Ellsworth Cross, Facade Consultant, Upper Albany Main Street, Inc: “We want to make sure potential developers do not go away. To hear that we are shelving operations, that we’re looking at scaling back development, it’s not an exciting thing for these individuals. This neighborhood is extremely vocal. It’s not that the people who live here don’t know what they want. They know what they want. They should be listened to. It shouldn’t be dictated to them what goes there.”
For further information on this article, please contact Kenneth R. Gosselin at firstname.lastname@example.org. Bio: Ken Gosselin covers real estate and financial services for The Courant. He has more than 25 years of experience in journalism, beginning his career covering towns in Greater Hartford. In the 1990s, Gosselin specialized in business coverage, and has had responsibilities for editing special sections for business.
A recent article in the Hartford Courant reports the City’s $500 million vision for a new community to be called Bushnell South.
This new Hartford neighborhood will evolve from the existing barren landscape around The Bushnell Center. The recently debuted Performing Arts, a potential high-rise apartment tower, public performance spaces, and tree-lined streets are all included in the concept (see rendering located to the left) for the project.
The master plan for “Bushnell South” — outlined at a community meeting at The Bushnell — includes 1,200 residential units — both rented and owned — restaurants, shops and entertainment venues. Further information is located here.
Excerpted from an original article written by KENNETH R. GOSSELIN, HARTFORD COURANT| JUN 23, 2021 AT6:30 PM
Please attend the scheduled meeting on Wednesday, April 28, 2021, at 5:30 p.m. The meeting will discuss the topic of the ‘Hartford Parking Study’ in an effort to obtain public input from Hartford residents and constituents. Your participation is crucial. The Hartford Parking Authority is available (via email at email@example.com) for questions or concerns .
As updated on the Albany Avenue Hartford Project website:
Schedule: Week of April 19, 2021*
Normal Work Hours: 7:00am – 5:00pm, Monday-Friday
Brick and sidewalk repair work is tentatively scheduled to occur this week in various locations throughout the project limits.
Planning and coordination to complete all contract and punch list work continues.
Traffic Impacts: Pedestrian detours may occur during sidewalk work.
LOOKING AHEAD: Topsoil placement and hydroseeding should resume within the next few weeks. Tree and landscaping review is in progress. Any trees or plantings that need to be replaced will be installed during this construction season.
The Albany Avenue Hartford Project reached substantial completion in the fall of 2020.

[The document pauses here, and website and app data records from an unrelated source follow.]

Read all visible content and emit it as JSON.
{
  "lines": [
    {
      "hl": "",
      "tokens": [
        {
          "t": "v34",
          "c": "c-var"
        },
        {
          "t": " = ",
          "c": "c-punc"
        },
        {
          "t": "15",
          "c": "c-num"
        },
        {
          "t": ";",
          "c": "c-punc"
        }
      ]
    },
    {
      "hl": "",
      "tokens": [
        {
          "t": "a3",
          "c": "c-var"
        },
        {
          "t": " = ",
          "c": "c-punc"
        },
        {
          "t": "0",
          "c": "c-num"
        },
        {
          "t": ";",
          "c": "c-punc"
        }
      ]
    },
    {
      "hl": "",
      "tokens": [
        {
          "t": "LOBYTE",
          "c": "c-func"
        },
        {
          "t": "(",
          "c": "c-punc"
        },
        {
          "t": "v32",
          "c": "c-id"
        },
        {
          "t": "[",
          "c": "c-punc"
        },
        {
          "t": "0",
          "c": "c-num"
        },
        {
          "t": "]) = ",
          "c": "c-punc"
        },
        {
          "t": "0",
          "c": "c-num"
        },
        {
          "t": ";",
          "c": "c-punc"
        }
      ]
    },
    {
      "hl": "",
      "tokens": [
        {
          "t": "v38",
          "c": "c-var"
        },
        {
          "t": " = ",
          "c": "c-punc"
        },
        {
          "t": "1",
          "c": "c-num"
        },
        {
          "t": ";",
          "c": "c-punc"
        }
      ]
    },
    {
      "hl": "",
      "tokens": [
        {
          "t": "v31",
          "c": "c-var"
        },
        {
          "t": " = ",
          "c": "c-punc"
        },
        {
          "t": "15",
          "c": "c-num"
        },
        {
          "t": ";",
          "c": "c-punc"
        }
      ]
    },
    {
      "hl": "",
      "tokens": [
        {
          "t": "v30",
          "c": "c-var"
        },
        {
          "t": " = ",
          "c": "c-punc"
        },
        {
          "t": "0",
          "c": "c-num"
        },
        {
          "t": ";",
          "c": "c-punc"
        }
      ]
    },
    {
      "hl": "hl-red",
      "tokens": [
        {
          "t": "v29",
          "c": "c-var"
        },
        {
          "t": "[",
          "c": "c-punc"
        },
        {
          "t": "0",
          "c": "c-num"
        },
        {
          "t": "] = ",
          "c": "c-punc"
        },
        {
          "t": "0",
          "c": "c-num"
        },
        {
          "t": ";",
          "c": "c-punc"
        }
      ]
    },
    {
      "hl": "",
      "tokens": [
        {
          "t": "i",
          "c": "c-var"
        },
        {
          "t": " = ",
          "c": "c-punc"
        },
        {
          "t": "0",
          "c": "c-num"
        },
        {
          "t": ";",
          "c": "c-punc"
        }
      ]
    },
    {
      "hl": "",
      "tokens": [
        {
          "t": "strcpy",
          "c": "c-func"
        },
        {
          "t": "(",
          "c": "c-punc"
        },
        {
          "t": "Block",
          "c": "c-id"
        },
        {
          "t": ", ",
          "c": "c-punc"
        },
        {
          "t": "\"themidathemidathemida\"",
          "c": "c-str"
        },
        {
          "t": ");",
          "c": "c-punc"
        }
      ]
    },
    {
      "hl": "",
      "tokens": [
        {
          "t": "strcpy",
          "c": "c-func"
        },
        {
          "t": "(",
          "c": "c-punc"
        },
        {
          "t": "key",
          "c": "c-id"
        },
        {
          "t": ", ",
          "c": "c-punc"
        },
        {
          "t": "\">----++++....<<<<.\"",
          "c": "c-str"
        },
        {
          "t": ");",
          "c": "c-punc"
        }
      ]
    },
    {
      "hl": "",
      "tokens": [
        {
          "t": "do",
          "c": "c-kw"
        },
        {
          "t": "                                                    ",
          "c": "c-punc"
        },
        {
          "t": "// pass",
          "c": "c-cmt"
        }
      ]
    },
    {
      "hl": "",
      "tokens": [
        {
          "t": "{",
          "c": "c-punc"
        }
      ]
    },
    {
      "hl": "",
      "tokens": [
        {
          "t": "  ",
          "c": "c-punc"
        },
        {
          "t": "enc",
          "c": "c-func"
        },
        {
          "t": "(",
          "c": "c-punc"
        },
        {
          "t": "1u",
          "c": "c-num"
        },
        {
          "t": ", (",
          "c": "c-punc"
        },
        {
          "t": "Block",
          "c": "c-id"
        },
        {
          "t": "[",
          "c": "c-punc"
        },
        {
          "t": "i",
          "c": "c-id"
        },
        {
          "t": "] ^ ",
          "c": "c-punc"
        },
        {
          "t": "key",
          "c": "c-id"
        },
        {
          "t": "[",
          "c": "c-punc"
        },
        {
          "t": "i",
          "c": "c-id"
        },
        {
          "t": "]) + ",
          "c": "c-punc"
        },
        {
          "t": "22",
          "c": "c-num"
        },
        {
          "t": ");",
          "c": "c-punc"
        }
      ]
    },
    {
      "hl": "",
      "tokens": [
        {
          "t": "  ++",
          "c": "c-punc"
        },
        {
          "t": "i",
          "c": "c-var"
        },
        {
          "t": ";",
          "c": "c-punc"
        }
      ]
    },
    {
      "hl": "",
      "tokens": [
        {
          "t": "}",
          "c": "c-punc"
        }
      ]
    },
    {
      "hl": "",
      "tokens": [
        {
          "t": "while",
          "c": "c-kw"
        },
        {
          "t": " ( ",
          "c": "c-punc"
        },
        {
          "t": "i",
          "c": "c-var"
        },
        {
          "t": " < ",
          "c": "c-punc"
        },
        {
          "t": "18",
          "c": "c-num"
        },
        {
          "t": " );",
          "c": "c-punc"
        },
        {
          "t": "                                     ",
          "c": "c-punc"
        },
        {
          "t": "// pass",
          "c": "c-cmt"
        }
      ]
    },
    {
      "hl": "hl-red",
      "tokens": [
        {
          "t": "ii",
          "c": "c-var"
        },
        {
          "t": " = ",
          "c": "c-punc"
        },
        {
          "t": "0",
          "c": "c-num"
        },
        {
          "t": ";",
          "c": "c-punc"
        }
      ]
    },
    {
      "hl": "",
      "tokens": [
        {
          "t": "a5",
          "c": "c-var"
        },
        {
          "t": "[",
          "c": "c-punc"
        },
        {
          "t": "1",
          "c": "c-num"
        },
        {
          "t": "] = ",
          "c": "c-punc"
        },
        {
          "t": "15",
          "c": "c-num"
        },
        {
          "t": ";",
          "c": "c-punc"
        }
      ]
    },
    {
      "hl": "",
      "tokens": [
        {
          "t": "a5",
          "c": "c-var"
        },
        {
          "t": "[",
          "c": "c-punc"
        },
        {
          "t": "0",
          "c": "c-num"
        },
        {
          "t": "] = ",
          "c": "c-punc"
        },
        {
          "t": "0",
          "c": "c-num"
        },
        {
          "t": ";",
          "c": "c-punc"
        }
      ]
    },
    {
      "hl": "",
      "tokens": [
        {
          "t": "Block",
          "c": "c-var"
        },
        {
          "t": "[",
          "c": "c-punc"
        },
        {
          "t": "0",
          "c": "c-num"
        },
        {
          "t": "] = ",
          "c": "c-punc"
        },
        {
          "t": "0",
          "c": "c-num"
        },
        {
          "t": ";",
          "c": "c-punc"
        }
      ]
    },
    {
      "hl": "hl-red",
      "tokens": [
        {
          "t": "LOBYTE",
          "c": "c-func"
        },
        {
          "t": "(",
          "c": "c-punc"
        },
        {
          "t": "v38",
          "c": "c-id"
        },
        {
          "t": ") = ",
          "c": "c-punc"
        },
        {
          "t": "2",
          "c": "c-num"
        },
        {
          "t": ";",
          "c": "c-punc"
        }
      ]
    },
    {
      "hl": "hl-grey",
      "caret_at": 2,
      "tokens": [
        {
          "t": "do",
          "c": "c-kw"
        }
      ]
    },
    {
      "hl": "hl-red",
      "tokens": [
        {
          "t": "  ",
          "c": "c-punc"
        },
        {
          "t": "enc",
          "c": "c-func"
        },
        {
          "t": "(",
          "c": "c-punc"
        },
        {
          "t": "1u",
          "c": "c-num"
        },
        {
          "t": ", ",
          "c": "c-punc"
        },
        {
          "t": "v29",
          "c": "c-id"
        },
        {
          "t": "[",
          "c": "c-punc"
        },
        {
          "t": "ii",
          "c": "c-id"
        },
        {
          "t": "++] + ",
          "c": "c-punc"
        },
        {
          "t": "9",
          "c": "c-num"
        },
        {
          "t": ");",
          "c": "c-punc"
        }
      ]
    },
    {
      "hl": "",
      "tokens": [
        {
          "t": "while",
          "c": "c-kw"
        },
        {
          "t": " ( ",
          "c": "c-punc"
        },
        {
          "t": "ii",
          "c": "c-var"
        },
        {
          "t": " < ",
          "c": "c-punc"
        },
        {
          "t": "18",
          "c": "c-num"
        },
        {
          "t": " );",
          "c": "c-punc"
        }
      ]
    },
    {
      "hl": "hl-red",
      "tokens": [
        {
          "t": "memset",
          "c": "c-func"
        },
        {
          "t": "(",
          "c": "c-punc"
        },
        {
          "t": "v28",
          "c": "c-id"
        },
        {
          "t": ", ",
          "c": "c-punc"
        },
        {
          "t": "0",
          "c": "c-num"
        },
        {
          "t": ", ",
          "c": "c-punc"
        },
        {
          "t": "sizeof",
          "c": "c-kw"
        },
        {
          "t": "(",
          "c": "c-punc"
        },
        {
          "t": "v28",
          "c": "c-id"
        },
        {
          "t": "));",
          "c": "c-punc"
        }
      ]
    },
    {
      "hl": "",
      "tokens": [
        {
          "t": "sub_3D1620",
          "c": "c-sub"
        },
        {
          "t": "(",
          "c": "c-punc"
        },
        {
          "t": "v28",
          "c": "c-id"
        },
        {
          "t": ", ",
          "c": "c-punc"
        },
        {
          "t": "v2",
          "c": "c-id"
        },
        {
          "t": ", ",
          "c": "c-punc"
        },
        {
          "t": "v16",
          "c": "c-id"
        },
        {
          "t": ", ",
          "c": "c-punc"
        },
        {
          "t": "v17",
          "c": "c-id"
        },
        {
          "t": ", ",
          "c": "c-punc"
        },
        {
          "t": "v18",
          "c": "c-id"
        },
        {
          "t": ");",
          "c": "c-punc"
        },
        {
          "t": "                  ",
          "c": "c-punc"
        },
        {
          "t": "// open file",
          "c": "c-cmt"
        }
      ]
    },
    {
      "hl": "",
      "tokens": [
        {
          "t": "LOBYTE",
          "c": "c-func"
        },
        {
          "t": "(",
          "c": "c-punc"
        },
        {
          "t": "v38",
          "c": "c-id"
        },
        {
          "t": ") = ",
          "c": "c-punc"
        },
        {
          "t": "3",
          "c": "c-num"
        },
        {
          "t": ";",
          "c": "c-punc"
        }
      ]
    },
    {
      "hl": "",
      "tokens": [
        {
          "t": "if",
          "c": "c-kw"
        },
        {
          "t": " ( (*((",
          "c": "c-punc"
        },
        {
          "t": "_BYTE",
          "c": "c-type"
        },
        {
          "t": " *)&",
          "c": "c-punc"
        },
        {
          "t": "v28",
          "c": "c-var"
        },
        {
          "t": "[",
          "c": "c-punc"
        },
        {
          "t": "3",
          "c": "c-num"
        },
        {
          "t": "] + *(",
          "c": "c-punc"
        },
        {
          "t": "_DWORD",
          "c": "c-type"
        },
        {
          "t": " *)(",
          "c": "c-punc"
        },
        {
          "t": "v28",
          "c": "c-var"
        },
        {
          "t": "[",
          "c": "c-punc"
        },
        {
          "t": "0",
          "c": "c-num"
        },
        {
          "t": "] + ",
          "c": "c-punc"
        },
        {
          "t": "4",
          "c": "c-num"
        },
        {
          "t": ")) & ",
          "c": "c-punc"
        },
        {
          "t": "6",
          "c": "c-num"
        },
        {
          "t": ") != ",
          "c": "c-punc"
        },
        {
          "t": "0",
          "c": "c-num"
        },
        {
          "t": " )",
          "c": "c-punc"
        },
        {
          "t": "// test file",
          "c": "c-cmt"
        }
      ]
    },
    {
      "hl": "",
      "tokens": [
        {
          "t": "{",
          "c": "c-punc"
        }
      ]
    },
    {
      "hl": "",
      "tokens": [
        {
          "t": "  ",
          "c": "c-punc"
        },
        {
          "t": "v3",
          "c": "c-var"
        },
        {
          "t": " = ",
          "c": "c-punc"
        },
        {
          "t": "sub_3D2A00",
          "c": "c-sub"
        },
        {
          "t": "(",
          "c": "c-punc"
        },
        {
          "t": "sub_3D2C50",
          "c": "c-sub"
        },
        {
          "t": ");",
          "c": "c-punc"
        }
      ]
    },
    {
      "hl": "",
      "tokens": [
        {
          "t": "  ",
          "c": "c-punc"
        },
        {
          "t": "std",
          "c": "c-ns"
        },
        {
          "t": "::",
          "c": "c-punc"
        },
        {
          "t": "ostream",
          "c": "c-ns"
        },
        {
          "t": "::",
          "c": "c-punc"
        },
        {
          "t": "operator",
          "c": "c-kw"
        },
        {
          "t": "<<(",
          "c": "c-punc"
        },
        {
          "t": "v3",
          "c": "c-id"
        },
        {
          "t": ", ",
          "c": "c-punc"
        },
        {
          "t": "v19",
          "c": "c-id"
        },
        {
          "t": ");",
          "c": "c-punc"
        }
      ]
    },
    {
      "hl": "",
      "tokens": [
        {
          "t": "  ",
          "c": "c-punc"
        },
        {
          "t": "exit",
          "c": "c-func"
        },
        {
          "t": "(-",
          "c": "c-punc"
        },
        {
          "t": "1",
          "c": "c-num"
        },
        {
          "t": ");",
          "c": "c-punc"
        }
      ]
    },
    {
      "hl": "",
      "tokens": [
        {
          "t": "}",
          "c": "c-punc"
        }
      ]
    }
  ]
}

Currently, the project is in its closeout phase and the field office is closed. However, project staff are still available to answer your questions and concerns. Please contact firstname.lastname@example.org with any inquiries. Additional project updates may be obtained by visiting their website at albanyavenuehartfordproject.com